There are refreshments other than tea that Indians enjoy. Thank goodness for that because Rao needed a change. His tea stall was sold, the removables packed up and the customers left unsettled and a little lethargic. Although he was grey and old, his tastes kept him from feeling his age. They dictated his way of life, kept him working hard even at 64 and took him on a cycle to the beaches of Calicut, selling ice-cream.
The sound of the cycle’s bell beckoned everyone whiling away their time to stop and have an ice-cream. Or two.
Every afternoon just before lunch when Kozhikode was most crowded, Rao would ride its sands, ruining good appetites. Despite the sun’s peak the beach was filled with people. What people do for pleasure and how they vacation are not for us to question. Rao certainly didn’t, he was happy that it all fell in line for him.
Aadhira was on vacation too, spending more time at the beach than with her grandmother whose house overlooked it. Typically nine years old, she was indistinguishable from any other. After cooling herself in the water and when the findings in the sand lost its novelty for the day, she would wait for Rao at the spot she knew he’d stop. She’d have two ice-creams despite being given money sufficient for just one. The second one was free. You see, summer vacations last long enough to build friendships and set routines. Rao loved watching her, as he approached, patiently waiting. Even from a far distance he could see her smiling. It was another reason he made a shift to ice-cream – the faces that need tea are much different from those that want ice-cream. That and the conversations – discussions over tea include such unsubstantial assessing of life. And Rao had been exposed to enough.
She was the first and last customer of his afternoon shift. While he worked, Aadhira would sit on the sand just in front of the cycle looking out at the infinite stretch of water eating ice-creams. The beach was hers, as we feel is every place with a view. He would join her later when everyone finally retreated for shade, and they would speak. About just the beach. And although they knew nothing about the other’s life, they knew each other. Aadhira understood Rao in the way a nine year old would. This is how he enjoyed her company, and she his.
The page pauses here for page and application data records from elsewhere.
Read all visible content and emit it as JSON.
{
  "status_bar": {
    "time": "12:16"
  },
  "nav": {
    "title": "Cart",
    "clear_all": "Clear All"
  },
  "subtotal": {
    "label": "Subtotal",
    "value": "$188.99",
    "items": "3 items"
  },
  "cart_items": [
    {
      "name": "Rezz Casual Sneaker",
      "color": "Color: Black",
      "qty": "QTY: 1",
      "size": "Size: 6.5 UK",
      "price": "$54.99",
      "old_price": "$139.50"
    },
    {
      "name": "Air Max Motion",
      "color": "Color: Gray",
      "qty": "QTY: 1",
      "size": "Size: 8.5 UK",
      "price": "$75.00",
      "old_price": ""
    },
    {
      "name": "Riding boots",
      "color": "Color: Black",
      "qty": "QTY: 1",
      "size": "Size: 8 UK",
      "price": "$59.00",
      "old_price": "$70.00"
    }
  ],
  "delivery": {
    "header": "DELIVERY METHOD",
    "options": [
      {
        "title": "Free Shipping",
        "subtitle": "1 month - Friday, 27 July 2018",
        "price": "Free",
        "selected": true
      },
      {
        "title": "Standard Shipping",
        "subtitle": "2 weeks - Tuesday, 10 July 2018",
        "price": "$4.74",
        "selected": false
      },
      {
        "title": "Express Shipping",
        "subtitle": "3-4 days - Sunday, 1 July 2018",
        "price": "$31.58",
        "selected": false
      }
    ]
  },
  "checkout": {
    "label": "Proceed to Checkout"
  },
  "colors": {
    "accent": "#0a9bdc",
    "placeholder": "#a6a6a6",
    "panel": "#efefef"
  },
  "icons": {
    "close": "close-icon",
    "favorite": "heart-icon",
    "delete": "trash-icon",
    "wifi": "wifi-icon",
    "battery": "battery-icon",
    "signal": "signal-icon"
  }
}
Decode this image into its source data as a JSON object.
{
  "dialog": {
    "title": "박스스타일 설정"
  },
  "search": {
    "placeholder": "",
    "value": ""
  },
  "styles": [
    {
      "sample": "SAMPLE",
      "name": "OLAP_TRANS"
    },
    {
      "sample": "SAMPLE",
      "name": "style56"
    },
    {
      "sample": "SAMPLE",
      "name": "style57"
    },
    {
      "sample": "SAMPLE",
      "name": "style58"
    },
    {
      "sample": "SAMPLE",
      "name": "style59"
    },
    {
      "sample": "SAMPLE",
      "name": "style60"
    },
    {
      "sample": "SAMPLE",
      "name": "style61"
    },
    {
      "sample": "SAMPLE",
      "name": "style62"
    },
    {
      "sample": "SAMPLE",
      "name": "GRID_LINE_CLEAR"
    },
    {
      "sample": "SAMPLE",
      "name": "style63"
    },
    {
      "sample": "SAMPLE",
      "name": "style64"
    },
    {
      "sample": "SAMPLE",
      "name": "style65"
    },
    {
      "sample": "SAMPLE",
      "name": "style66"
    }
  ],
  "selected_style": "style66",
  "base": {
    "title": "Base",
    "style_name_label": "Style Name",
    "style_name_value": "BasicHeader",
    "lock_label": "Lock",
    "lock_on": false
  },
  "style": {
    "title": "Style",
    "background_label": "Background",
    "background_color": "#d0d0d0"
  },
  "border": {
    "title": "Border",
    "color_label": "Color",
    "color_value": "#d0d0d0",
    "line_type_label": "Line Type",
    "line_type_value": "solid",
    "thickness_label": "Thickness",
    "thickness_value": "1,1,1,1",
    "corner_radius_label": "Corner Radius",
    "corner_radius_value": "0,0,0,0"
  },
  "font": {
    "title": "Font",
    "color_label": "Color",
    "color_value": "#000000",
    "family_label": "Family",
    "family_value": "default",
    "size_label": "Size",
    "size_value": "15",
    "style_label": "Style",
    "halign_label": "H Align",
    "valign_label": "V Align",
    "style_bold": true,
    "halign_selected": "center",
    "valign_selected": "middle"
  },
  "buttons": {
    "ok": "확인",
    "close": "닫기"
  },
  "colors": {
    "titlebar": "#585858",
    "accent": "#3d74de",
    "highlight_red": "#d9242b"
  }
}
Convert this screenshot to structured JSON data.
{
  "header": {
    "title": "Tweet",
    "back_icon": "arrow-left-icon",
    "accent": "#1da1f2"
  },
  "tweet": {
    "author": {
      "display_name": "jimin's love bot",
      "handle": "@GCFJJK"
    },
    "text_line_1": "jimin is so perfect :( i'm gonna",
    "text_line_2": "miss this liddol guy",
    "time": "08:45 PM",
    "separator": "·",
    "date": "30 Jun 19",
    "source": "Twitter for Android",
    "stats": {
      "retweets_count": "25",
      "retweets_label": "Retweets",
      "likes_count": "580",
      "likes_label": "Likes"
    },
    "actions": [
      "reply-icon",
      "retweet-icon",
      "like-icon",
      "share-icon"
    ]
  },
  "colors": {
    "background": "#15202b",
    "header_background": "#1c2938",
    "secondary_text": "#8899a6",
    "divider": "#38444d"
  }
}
There’s a certain type of acceptance that only a child can give. It’s because they accept themselves first.
He handed her her second ice-cream and sat two feet away from her.
“It’s so bright but I can’t see the sun only,” she arched her back and looked up far behind to find it.
“It burst,” he replied nonchalantly. She immediately looked at him suspicious of a lie. He avoided her eyes afraid of giving in to them. But they persisted, and conquered him.
The sound of the waves drowned their giggles.
The days of Aadhira’s vacation rolled by and soon, away.
It was a new week, Rao cycled to an empty spot. He wondered. Seemingly, she had vanished, like a new moon. Illiterate and ignorant in such matters, it didn’t strike him to think about her schooling in another city, he had simply assumed she shifted or some other such alternative, or she was just late. And she didn’t think a goodbye would be required – he would be there next summer. Things are quite inconsequential at nine and sixty-five; at one you’re oblivious, at the other you’re lenient with life.
He kept an eye out for her through his day. Patrons came and went but none of them were regulars. He even waited beyond his usual hours, not with the hope that she might turn up but with the fear that she will. He went over his thoughts of asking around about Aadhira’s absence, but decided against it. Even if he wanted to, he couldn’t, because while their conversations included the spotting of birds and the intruding crabs and the chipped shells, they were too shy to enquire about names.
But had they, he would later come to realise how apt hers is.
Picture Credits: Nitish Singh